News

May 26, 2011 - Updated on January 20, 2016

Department of Justice wants reporter to betray source but spares one of its own whistle-blowers

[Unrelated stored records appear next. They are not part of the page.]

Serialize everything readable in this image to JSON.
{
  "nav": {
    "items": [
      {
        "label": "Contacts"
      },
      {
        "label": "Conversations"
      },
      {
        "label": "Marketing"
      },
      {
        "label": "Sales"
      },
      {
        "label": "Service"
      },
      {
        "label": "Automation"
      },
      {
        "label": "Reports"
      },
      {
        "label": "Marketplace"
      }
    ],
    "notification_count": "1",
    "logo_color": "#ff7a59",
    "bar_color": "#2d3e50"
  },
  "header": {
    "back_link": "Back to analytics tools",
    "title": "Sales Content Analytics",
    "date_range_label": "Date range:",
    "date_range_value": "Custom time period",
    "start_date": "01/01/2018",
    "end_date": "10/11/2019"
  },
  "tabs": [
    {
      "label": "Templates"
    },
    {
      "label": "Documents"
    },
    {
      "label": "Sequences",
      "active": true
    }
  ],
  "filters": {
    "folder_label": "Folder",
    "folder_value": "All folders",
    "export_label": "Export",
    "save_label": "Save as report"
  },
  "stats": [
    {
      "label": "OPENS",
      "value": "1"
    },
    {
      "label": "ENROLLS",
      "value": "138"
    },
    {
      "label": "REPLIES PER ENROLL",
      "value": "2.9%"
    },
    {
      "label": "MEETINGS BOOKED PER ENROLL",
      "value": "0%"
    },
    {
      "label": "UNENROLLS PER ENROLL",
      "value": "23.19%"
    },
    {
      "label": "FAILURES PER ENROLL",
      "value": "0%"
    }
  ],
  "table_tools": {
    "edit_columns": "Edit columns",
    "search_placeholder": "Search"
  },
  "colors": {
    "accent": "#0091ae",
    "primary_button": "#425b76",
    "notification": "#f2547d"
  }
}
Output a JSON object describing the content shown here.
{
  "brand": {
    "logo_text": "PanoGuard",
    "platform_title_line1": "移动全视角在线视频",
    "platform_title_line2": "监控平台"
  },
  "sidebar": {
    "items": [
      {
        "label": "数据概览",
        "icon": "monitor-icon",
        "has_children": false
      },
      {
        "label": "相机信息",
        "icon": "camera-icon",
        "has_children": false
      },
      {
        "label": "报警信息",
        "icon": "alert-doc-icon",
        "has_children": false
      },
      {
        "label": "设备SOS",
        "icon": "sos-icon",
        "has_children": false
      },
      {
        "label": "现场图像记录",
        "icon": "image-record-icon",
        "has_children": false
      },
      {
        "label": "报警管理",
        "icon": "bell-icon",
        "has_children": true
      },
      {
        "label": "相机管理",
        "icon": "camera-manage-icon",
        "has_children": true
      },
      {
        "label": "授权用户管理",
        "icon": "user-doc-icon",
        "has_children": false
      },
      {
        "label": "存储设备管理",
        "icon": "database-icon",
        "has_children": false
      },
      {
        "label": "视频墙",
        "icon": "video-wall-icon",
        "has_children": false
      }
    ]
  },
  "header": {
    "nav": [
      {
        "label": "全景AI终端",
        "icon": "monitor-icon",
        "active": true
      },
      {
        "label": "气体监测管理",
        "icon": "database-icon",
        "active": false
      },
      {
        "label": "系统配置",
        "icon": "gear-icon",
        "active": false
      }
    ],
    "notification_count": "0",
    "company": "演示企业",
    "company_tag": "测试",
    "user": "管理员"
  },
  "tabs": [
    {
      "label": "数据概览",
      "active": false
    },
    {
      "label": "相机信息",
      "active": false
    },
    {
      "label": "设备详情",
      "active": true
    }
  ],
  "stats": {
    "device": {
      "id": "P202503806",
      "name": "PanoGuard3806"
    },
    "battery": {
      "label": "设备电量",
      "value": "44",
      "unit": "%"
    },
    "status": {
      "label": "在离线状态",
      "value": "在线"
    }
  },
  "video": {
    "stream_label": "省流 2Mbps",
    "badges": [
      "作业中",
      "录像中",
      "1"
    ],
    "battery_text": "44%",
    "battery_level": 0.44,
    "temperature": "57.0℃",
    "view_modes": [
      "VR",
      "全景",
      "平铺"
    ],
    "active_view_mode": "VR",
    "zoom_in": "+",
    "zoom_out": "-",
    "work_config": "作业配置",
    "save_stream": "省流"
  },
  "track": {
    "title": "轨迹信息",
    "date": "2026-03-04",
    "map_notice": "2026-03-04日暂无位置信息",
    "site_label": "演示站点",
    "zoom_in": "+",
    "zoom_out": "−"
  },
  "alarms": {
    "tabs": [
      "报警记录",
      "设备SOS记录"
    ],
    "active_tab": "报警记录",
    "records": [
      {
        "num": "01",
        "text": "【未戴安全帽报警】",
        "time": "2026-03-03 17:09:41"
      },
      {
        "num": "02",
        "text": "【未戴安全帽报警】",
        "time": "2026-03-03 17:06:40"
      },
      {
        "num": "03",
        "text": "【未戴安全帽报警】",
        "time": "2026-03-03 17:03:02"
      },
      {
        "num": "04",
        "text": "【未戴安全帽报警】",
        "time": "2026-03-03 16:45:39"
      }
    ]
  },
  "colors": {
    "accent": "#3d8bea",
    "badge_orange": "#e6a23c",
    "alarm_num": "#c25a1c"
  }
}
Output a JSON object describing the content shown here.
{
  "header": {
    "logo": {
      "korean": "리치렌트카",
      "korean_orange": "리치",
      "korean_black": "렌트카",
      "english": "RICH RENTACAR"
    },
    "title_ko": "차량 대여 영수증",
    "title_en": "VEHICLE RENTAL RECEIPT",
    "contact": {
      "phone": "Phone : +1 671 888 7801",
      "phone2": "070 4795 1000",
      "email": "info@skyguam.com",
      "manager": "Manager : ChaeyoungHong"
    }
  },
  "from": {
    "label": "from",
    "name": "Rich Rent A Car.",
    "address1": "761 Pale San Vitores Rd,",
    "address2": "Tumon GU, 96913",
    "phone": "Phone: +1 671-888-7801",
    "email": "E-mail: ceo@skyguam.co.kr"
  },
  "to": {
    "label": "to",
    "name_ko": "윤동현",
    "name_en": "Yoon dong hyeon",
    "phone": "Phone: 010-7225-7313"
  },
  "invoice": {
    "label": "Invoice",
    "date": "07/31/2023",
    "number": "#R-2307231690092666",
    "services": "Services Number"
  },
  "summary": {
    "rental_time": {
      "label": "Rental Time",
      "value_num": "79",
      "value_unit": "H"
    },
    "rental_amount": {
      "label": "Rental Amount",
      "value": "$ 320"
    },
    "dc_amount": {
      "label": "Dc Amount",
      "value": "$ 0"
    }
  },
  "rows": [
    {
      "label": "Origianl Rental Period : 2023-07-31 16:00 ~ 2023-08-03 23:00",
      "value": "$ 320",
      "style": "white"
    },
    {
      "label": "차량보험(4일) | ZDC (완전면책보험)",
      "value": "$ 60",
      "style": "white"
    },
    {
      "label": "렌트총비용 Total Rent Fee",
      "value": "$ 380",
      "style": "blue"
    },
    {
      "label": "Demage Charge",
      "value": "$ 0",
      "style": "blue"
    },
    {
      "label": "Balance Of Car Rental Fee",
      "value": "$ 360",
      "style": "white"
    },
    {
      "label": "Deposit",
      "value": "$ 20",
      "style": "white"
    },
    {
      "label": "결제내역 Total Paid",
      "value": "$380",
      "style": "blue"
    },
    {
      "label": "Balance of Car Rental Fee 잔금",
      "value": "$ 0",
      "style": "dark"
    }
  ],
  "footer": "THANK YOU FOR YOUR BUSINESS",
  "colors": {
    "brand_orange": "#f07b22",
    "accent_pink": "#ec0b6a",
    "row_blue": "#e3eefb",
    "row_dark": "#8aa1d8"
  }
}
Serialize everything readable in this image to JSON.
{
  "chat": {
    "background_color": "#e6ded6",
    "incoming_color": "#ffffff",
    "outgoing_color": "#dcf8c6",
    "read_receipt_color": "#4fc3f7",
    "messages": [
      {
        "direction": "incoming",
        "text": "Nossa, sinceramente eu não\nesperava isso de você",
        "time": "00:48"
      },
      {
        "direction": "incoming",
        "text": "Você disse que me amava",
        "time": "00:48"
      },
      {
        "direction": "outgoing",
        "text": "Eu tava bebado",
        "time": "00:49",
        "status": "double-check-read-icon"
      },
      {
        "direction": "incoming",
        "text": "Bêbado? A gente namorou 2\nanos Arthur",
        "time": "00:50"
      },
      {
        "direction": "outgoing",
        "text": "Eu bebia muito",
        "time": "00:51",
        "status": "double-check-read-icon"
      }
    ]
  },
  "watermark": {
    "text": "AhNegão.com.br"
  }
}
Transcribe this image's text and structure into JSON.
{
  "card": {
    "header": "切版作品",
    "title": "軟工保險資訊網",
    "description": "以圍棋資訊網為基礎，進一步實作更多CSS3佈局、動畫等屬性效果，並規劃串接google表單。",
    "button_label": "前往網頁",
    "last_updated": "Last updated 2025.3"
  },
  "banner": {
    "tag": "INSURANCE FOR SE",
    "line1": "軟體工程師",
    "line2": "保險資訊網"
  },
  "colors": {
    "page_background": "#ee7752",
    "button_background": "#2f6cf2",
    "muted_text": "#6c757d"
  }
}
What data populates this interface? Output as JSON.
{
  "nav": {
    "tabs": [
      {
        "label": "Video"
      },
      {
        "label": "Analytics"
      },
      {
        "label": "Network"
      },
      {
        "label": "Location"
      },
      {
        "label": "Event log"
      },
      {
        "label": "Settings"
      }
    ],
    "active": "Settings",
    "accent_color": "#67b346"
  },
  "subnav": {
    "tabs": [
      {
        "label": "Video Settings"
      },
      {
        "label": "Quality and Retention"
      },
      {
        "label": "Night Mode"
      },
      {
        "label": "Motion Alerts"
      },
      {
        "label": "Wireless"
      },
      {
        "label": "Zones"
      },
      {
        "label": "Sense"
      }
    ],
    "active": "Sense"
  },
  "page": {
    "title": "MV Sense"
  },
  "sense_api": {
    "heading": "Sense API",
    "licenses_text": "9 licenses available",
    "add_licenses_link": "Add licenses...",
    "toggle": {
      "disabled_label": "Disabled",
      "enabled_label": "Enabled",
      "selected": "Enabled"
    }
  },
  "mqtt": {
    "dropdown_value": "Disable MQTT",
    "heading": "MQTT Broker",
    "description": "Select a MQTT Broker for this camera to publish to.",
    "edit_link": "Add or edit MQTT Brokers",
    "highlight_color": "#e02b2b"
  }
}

Reporters Without Borders is disturbed to learn that New York Times reporter James Risen was served with a subpoena on 23 May from the Department of Justice to testify at former CIA officer Jeffrey Sterling’s trial on a criminal charge of disclosing restricted information to reporters. Risen has been asked to appear in court on 12 September. It is the fourth time he has been subpoenaed. The Department of Justice document received by Risen says he is a witness in the Sterling case and must reveal his sources and information to the jury. If he refuses, he could go to prison for contempt of court. “This subpoena is a serious threat to media freedom and the protection of sources,” Reporters Without Borders said. “The entire journalistic profession is concerned, not just Risen. Sources could stop talking to the press if they know they are not protected. We have long been calling for a federal shield law. “Thirty-six states of the union and the District of Columbia currently have their own legislation guaranteeing journalists varying degrees for protection for their sources. Similar legislation must be adopted at the federal level for the sake of the freedom of information that is enshrined in the US Constitution.” The same day as Risen’s subpoena, it was revealed the Justice Department has decided not to prosecute Thomas M. Tamm, a former employee who told Newsweek he was one of the sources for a 2005 New York Times article (written by Risen and Eric Lichtblau) revealing that President George W. Bush had directed the NSA to conduct large-scale electronic surveillance of Americans in a completely illegal manner, without obtaining warrants. The White House had put a lot of pressure on the New York Times not to run the story. “The Department of Justice’s behaviour is completely inconsistent,” Reporters Without Borders added. “It cannot ask a journalist to testify against a source and at the same time refuse to prosecute one of its own former officials, who revealed the same kind of information as the former CIA official is alleged to have done. Attorney General Eric Holder must publicly explain this contradiction. And given these circumstances, we urge him to drop the subpoena against Risen.” WikiLeaks still targeted
This latest attack on the confidentiality of sources takes on added importance since the release of large numbers of US State Department cables by WikiLeaks and the arrest of the whistle-blowing website’s presumed source, US army private Bradley Manning. During a conference call organized by the Bradley Manning support committee yesterday, Daniel Ellsberg told Reporters Without Borders: “It is my impression that journalists in general do not understand the degree to which their interests as journalists and as members of the fourth estate are threatened by these prosecutions.” During the same conference call, WikiLeaks founder Julian Assange told Reporters Without Borders about a panel last year in Las Vegas in which he, Risen and former CIA official Valerie Plame were all due to have taken part. “I had to cancel because we had the intelligence that the investigation against Bradley Manning was in foresight,” Assange said. “Risen had to cancel because he had intelligence that the investigation against his alleged source was also being reactivated. We could already see the Obama administration attempts to extend the 1917 Espionage Act into territory where it is normally never being treated.” Reporters Without Borders reiterates its support for WikiLeaks and calls for the charges against Manning to be clarified. The material Bradley allegedly passed to WikiLeaks includes the “Collateral Murder” video showing US soldiers in a helicopter shooting Reuters personnel and other civilians.